Downing Street today insisted Boris Johnson has never lied to parliament after a former aide accused him of lying over partygate.
The prime minister himself also took part in an excruciating interview in which he explicitly denied fresh allegations by Dominic Cummings.
It comes after the former chief advisor claimed the PM lied to parliament about a Downing Street garden party during the first lockdown and alleged that he directly warned Johnson it should not go ahead.
In a blog post, Cummings said he discussed the drinks party with the PM and told him: “You’ve got to get a grip of this madhouse.”
He alleged that Johnson “waved it aside”, adding that he would be prepared to “swear under oath” about the veracity of his account.
It comes after Johnson told the commons last week he believed the “socially distanced drinks” were a work event and that he had gone into the garden to thank his staff for 25 minutes.
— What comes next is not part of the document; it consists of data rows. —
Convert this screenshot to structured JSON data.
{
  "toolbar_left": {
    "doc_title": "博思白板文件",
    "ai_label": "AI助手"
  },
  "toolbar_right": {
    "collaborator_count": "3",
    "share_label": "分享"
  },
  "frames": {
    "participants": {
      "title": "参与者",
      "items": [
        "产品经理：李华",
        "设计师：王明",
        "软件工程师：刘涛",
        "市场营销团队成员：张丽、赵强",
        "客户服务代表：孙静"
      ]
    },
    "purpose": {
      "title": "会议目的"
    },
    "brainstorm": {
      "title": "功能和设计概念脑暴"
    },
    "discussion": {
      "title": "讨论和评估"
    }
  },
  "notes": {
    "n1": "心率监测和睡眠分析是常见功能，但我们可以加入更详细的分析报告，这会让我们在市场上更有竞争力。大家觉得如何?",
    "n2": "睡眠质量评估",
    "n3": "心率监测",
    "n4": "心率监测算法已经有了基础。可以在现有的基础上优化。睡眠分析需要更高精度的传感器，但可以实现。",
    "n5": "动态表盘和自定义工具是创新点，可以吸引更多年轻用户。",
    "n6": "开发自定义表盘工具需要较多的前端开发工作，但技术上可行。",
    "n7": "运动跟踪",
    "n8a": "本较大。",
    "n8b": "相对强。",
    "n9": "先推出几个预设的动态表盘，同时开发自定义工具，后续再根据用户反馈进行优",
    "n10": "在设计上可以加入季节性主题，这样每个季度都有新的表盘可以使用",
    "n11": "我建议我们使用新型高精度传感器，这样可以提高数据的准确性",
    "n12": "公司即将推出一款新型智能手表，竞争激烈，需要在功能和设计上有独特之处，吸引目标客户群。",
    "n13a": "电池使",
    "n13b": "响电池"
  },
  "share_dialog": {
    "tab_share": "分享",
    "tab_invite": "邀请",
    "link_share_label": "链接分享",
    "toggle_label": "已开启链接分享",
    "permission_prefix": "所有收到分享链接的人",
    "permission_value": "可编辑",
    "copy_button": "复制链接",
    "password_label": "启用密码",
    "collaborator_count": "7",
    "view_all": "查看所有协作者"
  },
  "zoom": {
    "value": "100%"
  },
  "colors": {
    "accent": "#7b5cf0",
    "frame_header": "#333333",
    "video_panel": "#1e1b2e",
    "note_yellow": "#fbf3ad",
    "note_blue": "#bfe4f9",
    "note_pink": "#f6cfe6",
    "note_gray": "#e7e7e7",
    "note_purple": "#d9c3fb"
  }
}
No.10 has repeatedly said it was “untrue” that the PM was warned in advance about the event on May 20, 2020.
The PM told broadcasters today: “I can tell you categorically, categorically, that nobody told me and nobody said that this was something that was against the rules or was a breach of the Covid rules or we were doing something that wasn’t a work event...”
Separately, when the prime minister’s spokesman was asked by journalists if Johnson had ever lied to the house, he replied simply: “No.”
Categorically nobody told me and nobody said that this was something that was against the rules.Boris Johnson told broadcasters
Asked if the PM could have accidentally and in good faith misled parliament and could not remember the warnings from aides, the spokesman replied: “You’ve got the prime minister’s statement to the house. I don’t have anything to add beyond that.”
Pressed on whether Johnson would quit if he misled parliament, the spokesman said: “The guidance is clear, the ministerial code is very clear on this point when it comes to knowingly misleading the house and the prime minister abides by that, and we fully support it.”
Cummings claimed he and another senior official told Martin Reynolds, Johnson’s principal private secretary who sent the “BYOB” email inviting staff to the party on May 20 2020, that the event was in breach of the rules.
He claimed Reynolds said he would check with the PM and that he believed another senior official also spoke to Johnson about the party.
“The events of May 20 alone, never mind the string of other events, mean the PM lied to parliament about parties,” Cummings wrote in a blog.
ITV’s political editor Robert Peston claimed he knew the identity of the other official who allegedly warned the PM about the party.
Peston wrote: “I know who sent the email to Martin Reynolds on 20 May 2020 telling him the planned ‘bring your own booze’ party should not go ahead — though the sender tells me he does not want to be seen as agent provocateur against the prime minister and has asked me not to name him.”
A Downing Street source has backed up Dominic Cummings' claim that Boris Johnson was made aware in advance of a Downing Street drinks party during the first #COVID19 lockdown.@BethRigby reports.
📺 Sky 501, Virgin 602, Freeview 233 and YouTube pic.twitter.com/zUPIDuu8tE
— Sky News (@SkyNews) January 17, 2022
No.10 doubled down last night saying: “It is untrue that the prime minister was warned about the event in advance. As he said earlier this week he believed implicitly that this was a work event.
“He has apologised to the house and is committed to making a further statement once the investigation concludes.”
This morning deputy prime minister Dominic Raab insisted Cummings’ allegations were “nonsense”. But he said Johnson would “normally” be expected to resign if he intentionally misled Parliament.
The garden party is one of a number of events being investigated by senior civil servant Sue Gray who is expected to report back at the end of this week at the earliest.
This article originally appeared on HuffPost UK and has been updated.